“From a managerial point of view, Mayor Bloomberg actually assumes and tells each of his commissioners that they’re the CEO of their agency,” said Lhota. “And in the process of that, each and every one of their agencies really do not communicate with each other. One of the things I will do as mayor is make sure all of our agencies work together and communicate with each other.”
Lhota then pointed to the recent brouhaha over Citi Bikes as an example. “A program for which I am much in favor, but if you think about where the various bike stands were placed, the lack of communication between the DOT and the emergency services—whether it’s fire department or police department and as well as the ambulances—it’s clear that there should have been more communication going on, “ continued Lhota. “Also [they need to communicate] with the MTA because of various entries into bus stops being blocked.”
Lhota didn’t shy away from any topics and took on any question asked. He discussed how Bloomberg had created a “Manhattan-centric administration” and how aloofness from City Hall has contributed to a lack of civic pride among New York City’s citizens. But the mayoral hopeful did have pride in most of Bloomberg’s education record. He praised the mayor for the increase in English language arts scores, math scores and graduation rates. He also discussed how he would deal with teachers if he became mayor.
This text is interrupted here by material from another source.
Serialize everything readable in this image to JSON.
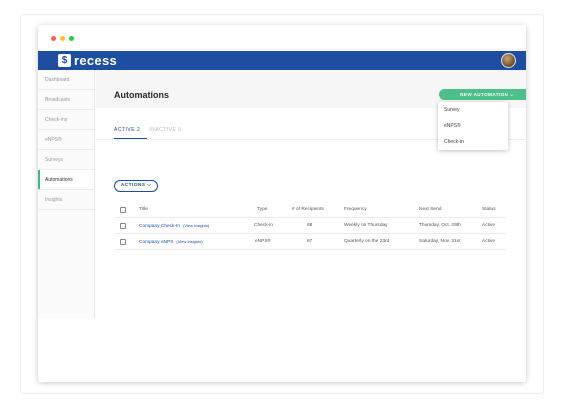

“Someone who makes a commitment to teach our children should be supported by the city of New York,” said Lhota. “A teacher should be evaluated so we can make that teacher a better teacher. Training programs and other development programs make teachers great. Most teachers will tell you that the first and second years are rough. Most great teachers were taken under the wing of other great, established teachers who taught them the rules.
Lhota touched on how he’s in favor of teacher evaluations and believes that the United Federations of Teachers’ (UFT) distrust of evaluation is unwarranted. But he said he’s willing to work with them if needed.
“I will work with the UFT,” said Lhota. “We will disagree on specific issues, but there will never be a point in time where they can claim that I’m anti-teacher.”
Lhota also stated that he’s in favor of charter schools, but he would like to transfer some of what they do well to “regular” public schools. He also pointed out the work that needs to be done with New York students who enroll in CUNY’s community colleges. According to Lhota, who serves on CUNY’s board, 81 percent of the university’s community college students aren’t ready for college-level work and have to take remedial courses first.
“It’s a failure on the city’s part,” Lhota said.
Lhota also responded to the question of stop-and-frisk by pointing to the law’s original intent, how it should be practiced and whether or not the New York Police Department was doing it correctly.
“Stop, question and frisk—as defined in the penal code in the 1988 Supreme Court ruling—is a realistic and viable tool to be used by police departments,” said Lhota. “However, it requires that police officers be trained and re-trained and re-trained again on how to use it and how to go about it. They called it stop, question and frisk for a reason. That’s why it’s in the penal code. The stopping is based on whether the officer has a predicate reason and questioning becomes the most important part of that process.
“Education and training is the most important part of what’s supposed to happen. It should start first week of academy,” said Lhota.
But Lhota also wanted to let the audience know that he wasn’t in favor of a federal monitor of the NYPD in reaction to the stop-and-frisk commentary.
“I don’t think there’s a reason for a monitor, and to think that having a person from the Department of Justice talk about a monitor in and of itself is dangerous,” said Lhota. “This is a department that has forgotten what the Fourth Amendment was like, in what it’s allowing the NSA to do. This is a department that has forgotten what the First Amendment is about.
“Those of you here who are starting out as journalists or who are working journalists should be very offended about what they’re doing to journalists in looking at their emails and looking at their families’ emails,” concluded Lhota.